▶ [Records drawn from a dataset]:
▼
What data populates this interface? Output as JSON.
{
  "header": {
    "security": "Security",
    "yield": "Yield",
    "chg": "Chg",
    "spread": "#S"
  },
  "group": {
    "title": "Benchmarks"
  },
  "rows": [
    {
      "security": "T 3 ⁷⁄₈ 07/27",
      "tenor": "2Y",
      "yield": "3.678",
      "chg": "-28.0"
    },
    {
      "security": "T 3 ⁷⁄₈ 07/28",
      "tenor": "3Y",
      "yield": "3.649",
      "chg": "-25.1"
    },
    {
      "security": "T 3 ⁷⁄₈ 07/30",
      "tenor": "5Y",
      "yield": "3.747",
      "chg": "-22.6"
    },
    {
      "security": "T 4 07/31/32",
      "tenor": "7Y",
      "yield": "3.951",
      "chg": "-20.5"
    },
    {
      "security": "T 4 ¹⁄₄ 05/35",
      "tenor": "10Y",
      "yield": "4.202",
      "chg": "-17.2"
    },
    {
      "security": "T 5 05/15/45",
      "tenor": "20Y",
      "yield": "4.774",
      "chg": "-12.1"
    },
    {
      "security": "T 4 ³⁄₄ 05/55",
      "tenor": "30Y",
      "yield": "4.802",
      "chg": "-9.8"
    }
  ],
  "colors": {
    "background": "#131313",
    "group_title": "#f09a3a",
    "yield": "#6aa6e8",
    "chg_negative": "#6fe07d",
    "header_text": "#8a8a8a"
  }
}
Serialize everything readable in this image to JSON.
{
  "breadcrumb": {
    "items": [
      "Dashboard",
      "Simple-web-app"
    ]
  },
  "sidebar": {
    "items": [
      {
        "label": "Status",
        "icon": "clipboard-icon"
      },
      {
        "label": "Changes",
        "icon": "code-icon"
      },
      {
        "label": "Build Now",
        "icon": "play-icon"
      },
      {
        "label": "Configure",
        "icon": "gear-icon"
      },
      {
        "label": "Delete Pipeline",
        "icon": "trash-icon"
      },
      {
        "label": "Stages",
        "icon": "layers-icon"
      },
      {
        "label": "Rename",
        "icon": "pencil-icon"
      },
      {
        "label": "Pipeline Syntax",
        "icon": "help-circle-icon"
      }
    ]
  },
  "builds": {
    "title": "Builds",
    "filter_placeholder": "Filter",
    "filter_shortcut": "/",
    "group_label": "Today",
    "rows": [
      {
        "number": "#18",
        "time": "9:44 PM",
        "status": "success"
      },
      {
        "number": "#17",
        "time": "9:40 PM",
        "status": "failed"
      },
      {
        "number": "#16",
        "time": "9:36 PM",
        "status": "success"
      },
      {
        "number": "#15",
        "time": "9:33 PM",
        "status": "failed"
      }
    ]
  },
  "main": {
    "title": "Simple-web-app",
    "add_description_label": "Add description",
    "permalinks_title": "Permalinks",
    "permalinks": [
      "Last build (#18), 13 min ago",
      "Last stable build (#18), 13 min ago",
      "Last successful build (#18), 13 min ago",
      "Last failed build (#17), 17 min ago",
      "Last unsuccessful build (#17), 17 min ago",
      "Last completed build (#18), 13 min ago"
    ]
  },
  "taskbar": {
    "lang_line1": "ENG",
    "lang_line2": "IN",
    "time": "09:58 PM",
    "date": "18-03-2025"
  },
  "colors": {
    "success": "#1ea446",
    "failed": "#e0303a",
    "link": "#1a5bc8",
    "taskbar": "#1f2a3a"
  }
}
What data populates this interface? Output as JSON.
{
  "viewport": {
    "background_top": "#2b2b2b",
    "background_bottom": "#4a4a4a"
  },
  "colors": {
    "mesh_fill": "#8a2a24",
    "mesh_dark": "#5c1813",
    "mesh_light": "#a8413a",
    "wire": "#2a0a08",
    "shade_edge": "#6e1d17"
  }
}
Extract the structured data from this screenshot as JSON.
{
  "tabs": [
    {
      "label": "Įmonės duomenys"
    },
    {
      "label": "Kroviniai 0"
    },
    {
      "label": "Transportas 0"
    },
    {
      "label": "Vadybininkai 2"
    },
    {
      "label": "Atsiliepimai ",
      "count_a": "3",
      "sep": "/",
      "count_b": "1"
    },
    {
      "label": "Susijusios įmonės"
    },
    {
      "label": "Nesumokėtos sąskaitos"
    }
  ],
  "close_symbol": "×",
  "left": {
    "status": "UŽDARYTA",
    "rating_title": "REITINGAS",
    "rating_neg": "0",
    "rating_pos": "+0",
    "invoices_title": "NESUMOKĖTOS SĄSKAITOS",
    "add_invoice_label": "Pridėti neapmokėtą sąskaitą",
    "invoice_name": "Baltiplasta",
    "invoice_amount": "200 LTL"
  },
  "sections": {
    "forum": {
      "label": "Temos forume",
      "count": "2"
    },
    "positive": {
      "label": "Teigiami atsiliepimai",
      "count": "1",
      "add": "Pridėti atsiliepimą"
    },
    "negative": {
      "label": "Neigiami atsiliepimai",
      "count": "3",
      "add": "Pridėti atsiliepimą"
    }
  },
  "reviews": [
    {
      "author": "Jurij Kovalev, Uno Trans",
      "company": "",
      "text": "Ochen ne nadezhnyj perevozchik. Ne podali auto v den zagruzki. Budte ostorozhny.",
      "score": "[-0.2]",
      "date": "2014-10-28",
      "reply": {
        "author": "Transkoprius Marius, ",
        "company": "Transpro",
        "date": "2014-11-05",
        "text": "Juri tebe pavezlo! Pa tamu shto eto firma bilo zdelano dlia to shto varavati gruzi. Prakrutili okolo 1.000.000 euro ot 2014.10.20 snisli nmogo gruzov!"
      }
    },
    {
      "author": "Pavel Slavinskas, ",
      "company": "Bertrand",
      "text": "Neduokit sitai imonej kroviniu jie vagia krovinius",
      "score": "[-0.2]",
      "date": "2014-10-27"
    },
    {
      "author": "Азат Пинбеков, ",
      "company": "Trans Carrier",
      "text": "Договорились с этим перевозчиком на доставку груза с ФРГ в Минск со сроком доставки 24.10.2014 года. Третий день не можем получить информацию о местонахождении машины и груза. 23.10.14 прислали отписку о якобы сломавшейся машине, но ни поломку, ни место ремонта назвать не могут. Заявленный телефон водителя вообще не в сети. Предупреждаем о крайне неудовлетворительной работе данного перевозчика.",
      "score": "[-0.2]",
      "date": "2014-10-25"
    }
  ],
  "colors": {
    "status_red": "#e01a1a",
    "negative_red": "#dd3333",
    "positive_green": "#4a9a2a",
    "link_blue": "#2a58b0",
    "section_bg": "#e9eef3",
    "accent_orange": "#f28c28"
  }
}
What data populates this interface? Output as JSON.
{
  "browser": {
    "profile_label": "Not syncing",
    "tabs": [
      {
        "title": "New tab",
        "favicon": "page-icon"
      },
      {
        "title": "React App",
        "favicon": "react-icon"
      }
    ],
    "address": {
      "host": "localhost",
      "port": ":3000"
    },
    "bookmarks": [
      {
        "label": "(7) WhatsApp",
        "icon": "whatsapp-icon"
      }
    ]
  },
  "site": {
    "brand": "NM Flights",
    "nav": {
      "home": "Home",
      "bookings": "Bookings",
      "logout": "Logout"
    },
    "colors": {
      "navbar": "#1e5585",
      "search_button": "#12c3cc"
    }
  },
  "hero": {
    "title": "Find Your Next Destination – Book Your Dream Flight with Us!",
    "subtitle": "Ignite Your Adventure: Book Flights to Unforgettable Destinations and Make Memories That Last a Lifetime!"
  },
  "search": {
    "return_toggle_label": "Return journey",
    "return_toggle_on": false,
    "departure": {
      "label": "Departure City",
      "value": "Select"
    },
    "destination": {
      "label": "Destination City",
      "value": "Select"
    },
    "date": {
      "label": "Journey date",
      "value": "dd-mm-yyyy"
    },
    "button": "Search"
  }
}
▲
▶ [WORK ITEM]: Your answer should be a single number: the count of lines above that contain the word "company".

▶ [SOLUTION TO THE PROBLEM]: 4